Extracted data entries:
━━━━━━
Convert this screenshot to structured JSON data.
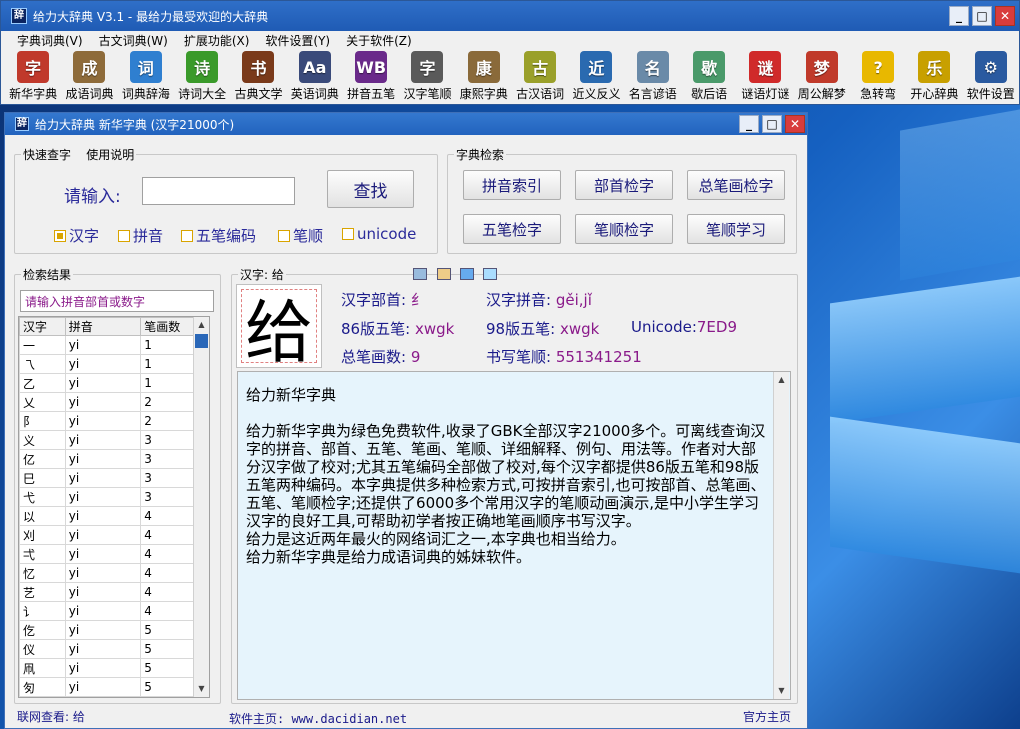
{
  "app": {
    "title": "给力大辞典 V3.1 - 最给力最受欢迎的大辞典",
    "menu": [
      "字典词典(V)",
      "古文词典(W)",
      "扩展功能(X)",
      "软件设置(Y)",
      "关于软件(Z)"
    ],
    "toolbar": [
      {
        "label": "新华字典",
        "icon": "xinhua-dict-icon",
        "color": "#c0392b",
        "glyph": "字"
      },
      {
        "label": "成语词典",
        "icon": "idiom-dict-icon",
        "color": "#8e6b3a",
        "glyph": "成"
      },
      {
        "label": "词典辞海",
        "icon": "cihai-icon",
        "color": "#2f7fd0",
        "glyph": "词"
      },
      {
        "label": "诗词大全",
        "icon": "poetry-icon",
        "color": "#3a9a2a",
        "glyph": "诗"
      },
      {
        "label": "古典文学",
        "icon": "classic-books-icon",
        "color": "#7a3a1a",
        "glyph": "书"
      },
      {
        "label": "英语词典",
        "icon": "english-dict-icon",
        "color": "#3a4a7a",
        "glyph": "Aa"
      },
      {
        "label": "拼音五笔",
        "icon": "pinyin-wubi-icon",
        "color": "#6a2a8a",
        "glyph": "WB"
      },
      {
        "label": "汉字笔顺",
        "icon": "stroke-order-icon",
        "color": "#5a5a5a",
        "glyph": "字"
      },
      {
        "label": "康熙字典",
        "icon": "kangxi-icon",
        "color": "#8a6a3a",
        "glyph": "康"
      },
      {
        "label": "古汉语词",
        "icon": "ancient-chinese-icon",
        "color": "#9aa02a",
        "glyph": "古"
      },
      {
        "label": "近义反义",
        "icon": "synonym-icon",
        "color": "#2a6ab0",
        "glyph": "近"
      },
      {
        "label": "名言谚语",
        "icon": "proverb-icon",
        "color": "#6a8aa8",
        "glyph": "名"
      },
      {
        "label": "歇后语",
        "icon": "xiehouyu-icon",
        "color": "#4a9a6a",
        "glyph": "歇"
      },
      {
        "label": "谜语灯谜",
        "icon": "riddle-lantern-icon",
        "color": "#d02a2a",
        "glyph": "谜"
      },
      {
        "label": "周公解梦",
        "icon": "dream-icon",
        "color": "#c03a2a",
        "glyph": "梦"
      },
      {
        "label": "急转弯",
        "icon": "bulb-icon",
        "color": "#e8b800",
        "glyph": "?"
      },
      {
        "label": "开心辞典",
        "icon": "happy-dict-icon",
        "color": "#c8a000",
        "glyph": "乐"
      },
      {
        "label": "软件设置",
        "icon": "settings-icon",
        "color": "#2a5aa0",
        "glyph": "⚙"
      }
    ]
  },
  "child": {
    "title": "给力大辞典  新华字典  (汉字21000个)",
    "quick": {
      "label1": "快速查字",
      "label2": "使用说明",
      "prompt": "请输入:",
      "input_value": "",
      "search_btn": "查找",
      "options": [
        {
          "label": "汉字",
          "checked": true
        },
        {
          "label": "拼音",
          "checked": false
        },
        {
          "label": "五笔编码",
          "checked": false
        },
        {
          "label": "笔顺",
          "checked": false
        },
        {
          "label": "unicode",
          "checked": false
        }
      ]
    },
    "index": {
      "label": "字典检索",
      "buttons": [
        "拼音索引",
        "部首检字",
        "总笔画检字",
        "五笔检字",
        "笔顺检字",
        "笔顺学习"
      ]
    },
    "results": {
      "label": "检索结果",
      "placeholder": "请输入拼音部首或数字",
      "headers": [
        "汉字",
        "拼音",
        "笔画数"
      ],
      "rows": [
        [
          "一",
          "yi",
          "1"
        ],
        [
          "乁",
          "yi",
          "1"
        ],
        [
          "乙",
          "yi",
          "1"
        ],
        [
          "乂",
          "yi",
          "2"
        ],
        [
          "阝",
          "yi",
          "2"
        ],
        [
          "义",
          "yi",
          "3"
        ],
        [
          "亿",
          "yi",
          "3"
        ],
        [
          "巳",
          "yi",
          "3"
        ],
        [
          "弋",
          "yi",
          "3"
        ],
        [
          "以",
          "yi",
          "4"
        ],
        [
          "刈",
          "yi",
          "4"
        ],
        [
          "弌",
          "yi",
          "4"
        ],
        [
          "忆",
          "yi",
          "4"
        ],
        [
          "艺",
          "yi",
          "4"
        ],
        [
          "讠",
          "yi",
          "4"
        ],
        [
          "仡",
          "yi",
          "5"
        ],
        [
          "仪",
          "yi",
          "5"
        ],
        [
          "凧",
          "yi",
          "5"
        ],
        [
          "匇",
          "yi",
          "5"
        ]
      ]
    },
    "detail": {
      "label": "汉字: 给",
      "char": "给",
      "radical_label": "汉字部首:",
      "radical": "纟",
      "pinyin_label": "汉字拼音:",
      "pinyin": "gěi,jǐ",
      "wubi86_label": "86版五笔:",
      "wubi86": "xwgk",
      "wubi98_label": "98版五笔:",
      "wubi98": "xwgk",
      "unicode_label": "Unicode:",
      "unicode": "7ED9",
      "strokes_label": "总笔画数:",
      "strokes": "9",
      "order_label": "书写笔顺:",
      "order": "551341251",
      "text": [
        "给力新华字典",
        "",
        "给力新华字典为绿色免费软件,收录了GBK全部汉字21000多个。可离线查询汉字的拼音、部首、五笔、笔画、笔顺、详细解释、例句、用法等。作者对大部分汉字做了校对;尤其五笔编码全部做了校对,每个汉字都提供86版五笔和98版五笔两种编码。本字典提供多种检索方式,可按拼音索引,也可按部首、总笔画、五笔、笔顺检字;还提供了6000多个常用汉字的笔顺动画演示,是中小学生学习汉字的良好工具,可帮助初学者按正确地笔画顺序书写汉字。",
        "给力是这近两年最火的网络词汇之一,本字典也相当给力。",
        "给力新华字典是给力成语词典的姊妹软件。"
      ]
    },
    "status": {
      "left": "联网查看: 给",
      "center": "软件主页: www.dacidian.net",
      "right": "官方主页"
    }
  }
}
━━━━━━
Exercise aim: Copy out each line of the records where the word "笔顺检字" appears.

Answer section:
        "笔顺检字",
        "给力新华字典为绿色免费软件,收录了GBK全部汉字21000多个。可离线查询汉字的拼音、部首、五笔、笔画、笔顺、详细解释、例句、用法等。作者对大部分汉字做了校对;尤其五笔编码全部做了校对,每个汉字都提供86版五笔和98版五笔两种编码。本字典提供多种检索方式,可按拼音索引,也可按部首、总笔画、五笔、笔顺检字;还提供了6000多个常用汉字的笔顺动画演示,是中小学生学习汉字的良好工具,可帮助初学者按正确地笔画顺序书写汉字。",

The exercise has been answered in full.